He took the pole for Race 1, but a crash during qualifying for Race 2 prevented him from actually starting. What’s more, the damage was so severe that the Belardi team needed a brand new chassis, with Telitz’s Dallara IL-15 damaged beyond repair.

They also had to borrow a car from Carlin for Race 2, but Telitz’s race ended after he got tangled up with Victor Franzoni in Turn 2 on Lap 1.

With the damage bill well into the six figures as a result, Telitz has taken to some unique, or rather, creative ways to raise money in the aftermath to help cover the costs. “Creative,” in this case, meaning Telitz is using his art skills.

An artist in his spare time, Telitz has begun selling his own original paintings to help raise money.

 “I’ve been to a lot of art shows and I see stuff and I go, ‘Holy cow, someone’s going to pay a thousand dollars for that thing?’” Telitz quipped in a story posted on the Milwaukee Journal.

In discussing his artistic abilities, Telitz added, “I’m working at getting better. I’d like to be able to paint some animals, those types of things. I got a request from Alexander Rossi to see if I could paint his dog.

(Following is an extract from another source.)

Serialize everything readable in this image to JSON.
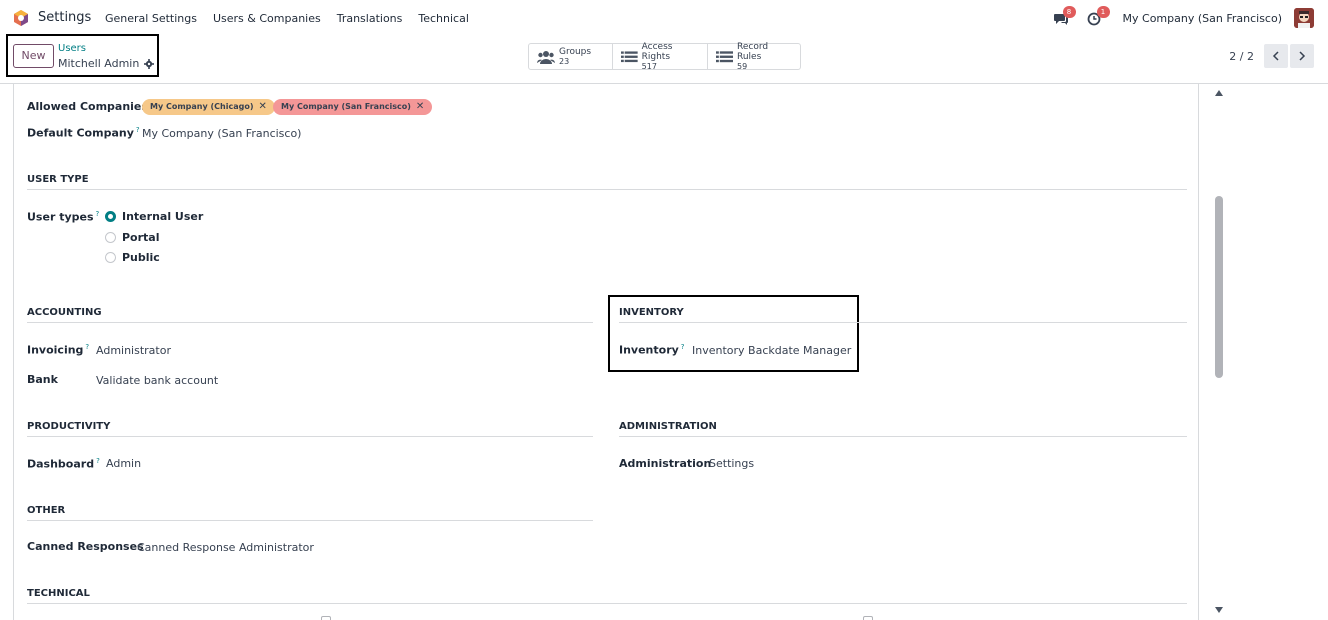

Unfortunately I can’t do that yet.”

Further, in a partnership with The Styled Garage, Telitz is selling his own merchandise, and accepting donations, to help his cause.

Telitz finished fourth in Race 2 at Barber on Sunday, and sits seventh in the Indy Lights championship, 59 points behind leader Pato O’Ward.

Follow@KyleMLavigne